*** Records for the task ***

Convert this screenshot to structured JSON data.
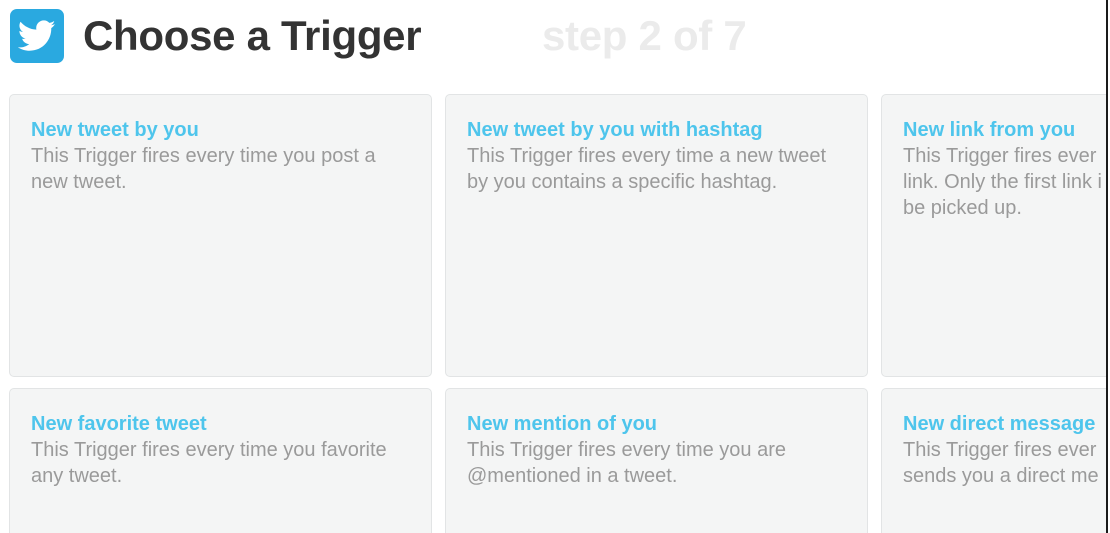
{
  "header": {
    "logo_icon": "twitter-bird-icon",
    "title": "Choose a Trigger",
    "step": "step 2 of 7"
  },
  "colors": {
    "brand": "#2aa9e0",
    "trigger_title": "#4ec5ec",
    "description": "#9a9a9a",
    "card_background": "#f4f5f5",
    "step_text": "#ebebeb"
  },
  "triggers": [
    {
      "title": "New tweet by you",
      "description_lines": [
        "This Trigger fires every time you post a",
        "new tweet."
      ]
    },
    {
      "title": "New tweet by you with hashtag",
      "description_lines": [
        "This Trigger fires every time a new tweet",
        "by you contains a specific hashtag."
      ]
    },
    {
      "title": "New link from you",
      "description_lines": [
        "This Trigger fires ever",
        "link. Only the first link i",
        "be picked up."
      ]
    },
    {
      "title": "New favorite tweet",
      "description_lines": [
        "This Trigger fires every time you favorite",
        "any tweet."
      ]
    },
    {
      "title": "New mention of you",
      "description_lines": [
        "This Trigger fires every time you are",
        "@mentioned in a tweet."
      ]
    },
    {
      "title": "New direct message",
      "description_lines": [
        "This Trigger fires ever",
        "sends you a direct me"
      ]
    }
  ]
}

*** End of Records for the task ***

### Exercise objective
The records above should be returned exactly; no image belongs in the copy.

### Your response
Convert this screenshot to structured JSON data.
{
  "header": {
    "logo_icon": "twitter-bird-icon",
    "title": "Choose a Trigger",
    "step": "step 2 of 7"
  },
  "colors": {
    "brand": "#2aa9e0",
    "trigger_title": "#4ec5ec",
    "description": "#9a9a9a",
    "card_background": "#f4f5f5",
    "step_text": "#ebebeb"
  },
  "triggers": [
    {
      "title": "New tweet by you",
      "description_lines": [
        "This Trigger fires every time you post a",
        "new tweet."
      ]
    },
    {
      "title": "New tweet by you with hashtag",
      "description_lines": [
        "This Trigger fires every time a new tweet",
        "by you contains a specific hashtag."
      ]
    },
    {
      "title": "New link from you",
      "description_lines": [
        "This Trigger fires ever",
        "link. Only the first link i",
        "be picked up."
      ]
    },
    {
      "title": "New favorite tweet",
      "description_lines": [
        "This Trigger fires every time you favorite",
        "any tweet."
      ]
    },
    {
      "title": "New mention of you",
      "description_lines": [
        "This Trigger fires every time you are",
        "@mentioned in a tweet."
      ]
    },
    {
      "title": "New direct message",
      "description_lines": [
        "This Trigger fires ever",
        "sends you a direct me"
      ]
    }
  ]
}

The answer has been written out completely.